There is a lot wrong with Metahistory, so much that I would never think of trying to revise or rewrite it for a later edition. Moreover, I have no stake in the ideas that make it up– at least in the way in which they are expounded in the book’s original form.
I am surprised and of course gratified that a number of people have seen fit to regard the book as liberating
I believe that intellectual work is done for other intellectuals who should be free to make of it what they will and put it to whatever use or cause they believe in. I have never claimed that the work was original and indeed I do not even claim ownership of it. People who think that ideas can be owned are victims of that capitalist mode of intellectual production who believe that ideas are property.
First, the title. The title, a barabarism contrived of a Greek preposition (meta=after, beyond, with,
post-) and an English noun (history=inquiry, past, story, etc.) names—on the analogy of “metaphysics”–a topic: what comes after, beyond with, or post-history. In other words, what do you get when you get a or some or the “history” of anything? The book Metahistory was an attempt to study what comes with, after, beyond, and so on, what else do you get when you get history?
[i] Among the theses advanced in Chapter 2 of this work: “6. that historicity itself is tied to the possibility of writing; to the possibility of writing in general, beyond those particular forms of writing in the name of which we have long spoken of peoples without writing and without history. Before being the object of a history — of an historical science — writing opens the field of history — of historical becoming. And the former (Historie in German) presupposes the latter (Geschichte).” And then: “The science of writing should therefore look for its object at the roots of scientificity,. The history of writing should turn back toward the origin of historicity. , A science of the possibility of science? A science of science which would no longer have the form of logic but that of grammatics? A history of the possibility of history which would no longer be an archaeology, a philosophy of history or a history of philosophy?” Of Grammatology.

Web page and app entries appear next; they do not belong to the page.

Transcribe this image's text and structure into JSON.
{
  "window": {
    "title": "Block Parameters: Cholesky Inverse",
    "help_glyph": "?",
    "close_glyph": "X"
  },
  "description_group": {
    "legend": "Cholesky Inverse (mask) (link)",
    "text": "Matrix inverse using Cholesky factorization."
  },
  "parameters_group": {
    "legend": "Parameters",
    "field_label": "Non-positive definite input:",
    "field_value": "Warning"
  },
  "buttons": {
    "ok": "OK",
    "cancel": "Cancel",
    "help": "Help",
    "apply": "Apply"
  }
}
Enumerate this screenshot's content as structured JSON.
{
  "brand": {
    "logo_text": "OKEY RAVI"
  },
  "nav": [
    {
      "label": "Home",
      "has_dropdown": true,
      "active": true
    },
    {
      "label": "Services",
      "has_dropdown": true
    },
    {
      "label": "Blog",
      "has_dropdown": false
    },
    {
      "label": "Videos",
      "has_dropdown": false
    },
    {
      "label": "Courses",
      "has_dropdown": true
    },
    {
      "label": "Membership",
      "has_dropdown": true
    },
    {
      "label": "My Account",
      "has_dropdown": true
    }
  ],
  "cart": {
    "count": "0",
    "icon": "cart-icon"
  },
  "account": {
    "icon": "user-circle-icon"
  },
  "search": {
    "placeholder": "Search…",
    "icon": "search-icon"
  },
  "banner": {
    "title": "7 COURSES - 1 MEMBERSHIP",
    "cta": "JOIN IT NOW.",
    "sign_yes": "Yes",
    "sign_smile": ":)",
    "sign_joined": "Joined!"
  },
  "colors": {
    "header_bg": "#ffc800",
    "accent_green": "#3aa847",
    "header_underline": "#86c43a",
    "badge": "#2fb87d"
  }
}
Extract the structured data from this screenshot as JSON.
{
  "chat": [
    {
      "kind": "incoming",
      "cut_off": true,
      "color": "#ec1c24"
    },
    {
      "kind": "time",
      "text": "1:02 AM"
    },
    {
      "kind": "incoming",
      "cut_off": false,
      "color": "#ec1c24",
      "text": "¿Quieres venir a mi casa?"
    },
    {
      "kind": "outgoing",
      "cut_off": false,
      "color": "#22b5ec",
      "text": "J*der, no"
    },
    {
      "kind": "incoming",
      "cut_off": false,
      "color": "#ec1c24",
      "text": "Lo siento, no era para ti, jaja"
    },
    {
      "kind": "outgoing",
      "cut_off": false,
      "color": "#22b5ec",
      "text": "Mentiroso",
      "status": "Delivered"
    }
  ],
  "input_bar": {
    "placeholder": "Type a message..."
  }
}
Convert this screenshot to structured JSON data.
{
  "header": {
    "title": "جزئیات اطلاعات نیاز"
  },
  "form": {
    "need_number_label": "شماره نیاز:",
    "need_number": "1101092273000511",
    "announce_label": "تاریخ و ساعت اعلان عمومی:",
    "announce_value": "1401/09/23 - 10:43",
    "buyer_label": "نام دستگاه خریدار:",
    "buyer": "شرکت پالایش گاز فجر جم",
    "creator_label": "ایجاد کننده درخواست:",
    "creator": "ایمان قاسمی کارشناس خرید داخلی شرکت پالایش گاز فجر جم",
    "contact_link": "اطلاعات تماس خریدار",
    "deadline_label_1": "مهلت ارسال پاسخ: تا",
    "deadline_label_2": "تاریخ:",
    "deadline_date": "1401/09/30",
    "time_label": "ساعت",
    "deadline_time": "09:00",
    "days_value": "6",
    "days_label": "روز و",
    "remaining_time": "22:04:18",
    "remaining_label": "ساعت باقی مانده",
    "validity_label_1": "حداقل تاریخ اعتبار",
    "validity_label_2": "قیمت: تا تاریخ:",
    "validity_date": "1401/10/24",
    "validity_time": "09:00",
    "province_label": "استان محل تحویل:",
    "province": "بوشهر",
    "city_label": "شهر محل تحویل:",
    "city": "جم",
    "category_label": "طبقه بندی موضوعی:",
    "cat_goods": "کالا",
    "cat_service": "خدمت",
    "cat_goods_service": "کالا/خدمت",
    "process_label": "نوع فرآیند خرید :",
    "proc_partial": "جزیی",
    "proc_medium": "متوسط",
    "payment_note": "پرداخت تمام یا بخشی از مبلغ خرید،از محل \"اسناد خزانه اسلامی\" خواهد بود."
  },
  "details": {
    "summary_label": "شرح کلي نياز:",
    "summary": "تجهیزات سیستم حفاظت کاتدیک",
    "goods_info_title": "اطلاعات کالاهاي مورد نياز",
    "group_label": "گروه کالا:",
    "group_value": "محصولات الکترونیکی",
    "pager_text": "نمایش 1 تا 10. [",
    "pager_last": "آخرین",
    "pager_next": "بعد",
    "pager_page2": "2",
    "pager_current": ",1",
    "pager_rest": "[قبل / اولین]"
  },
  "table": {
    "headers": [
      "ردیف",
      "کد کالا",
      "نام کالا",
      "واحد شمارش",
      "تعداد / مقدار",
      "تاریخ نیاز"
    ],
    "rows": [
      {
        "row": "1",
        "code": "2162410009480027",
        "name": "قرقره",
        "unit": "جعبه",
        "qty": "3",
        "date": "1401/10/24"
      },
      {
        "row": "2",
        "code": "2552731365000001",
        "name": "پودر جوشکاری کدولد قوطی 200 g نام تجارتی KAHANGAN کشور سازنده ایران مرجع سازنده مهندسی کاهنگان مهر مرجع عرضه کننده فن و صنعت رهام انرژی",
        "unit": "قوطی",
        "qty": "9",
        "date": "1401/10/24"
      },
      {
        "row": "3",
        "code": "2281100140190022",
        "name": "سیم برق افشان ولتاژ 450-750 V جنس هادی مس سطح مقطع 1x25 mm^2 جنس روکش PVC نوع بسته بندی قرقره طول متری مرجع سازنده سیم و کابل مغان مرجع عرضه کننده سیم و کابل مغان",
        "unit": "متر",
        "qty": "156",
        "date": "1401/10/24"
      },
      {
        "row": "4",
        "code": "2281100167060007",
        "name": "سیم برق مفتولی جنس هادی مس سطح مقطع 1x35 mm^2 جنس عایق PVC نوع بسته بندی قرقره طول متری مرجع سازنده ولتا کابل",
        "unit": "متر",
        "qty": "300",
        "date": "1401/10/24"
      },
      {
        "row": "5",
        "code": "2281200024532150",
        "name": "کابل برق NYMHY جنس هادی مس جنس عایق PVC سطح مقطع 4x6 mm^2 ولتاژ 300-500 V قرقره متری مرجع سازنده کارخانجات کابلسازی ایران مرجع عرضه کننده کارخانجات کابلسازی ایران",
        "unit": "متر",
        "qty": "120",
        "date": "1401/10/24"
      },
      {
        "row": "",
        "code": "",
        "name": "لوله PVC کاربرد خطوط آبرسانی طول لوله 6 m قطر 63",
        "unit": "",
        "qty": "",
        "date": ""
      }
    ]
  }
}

[ii] Indeed, the notion of “oral history” was regarded as a contradiction in terms. Oral accounts of past experiences were generally treated as “evidence” pertaining to the events of which they were accounts but not as histories. And as for visual (or cinematic) histories, the very idea was denied—the American Historical Review did not review historical films or documentaries until very late. Although composed along much the same lines as a “history,” documentary films were suspect for reasons set forth in a debate in AHR (in which I participated) in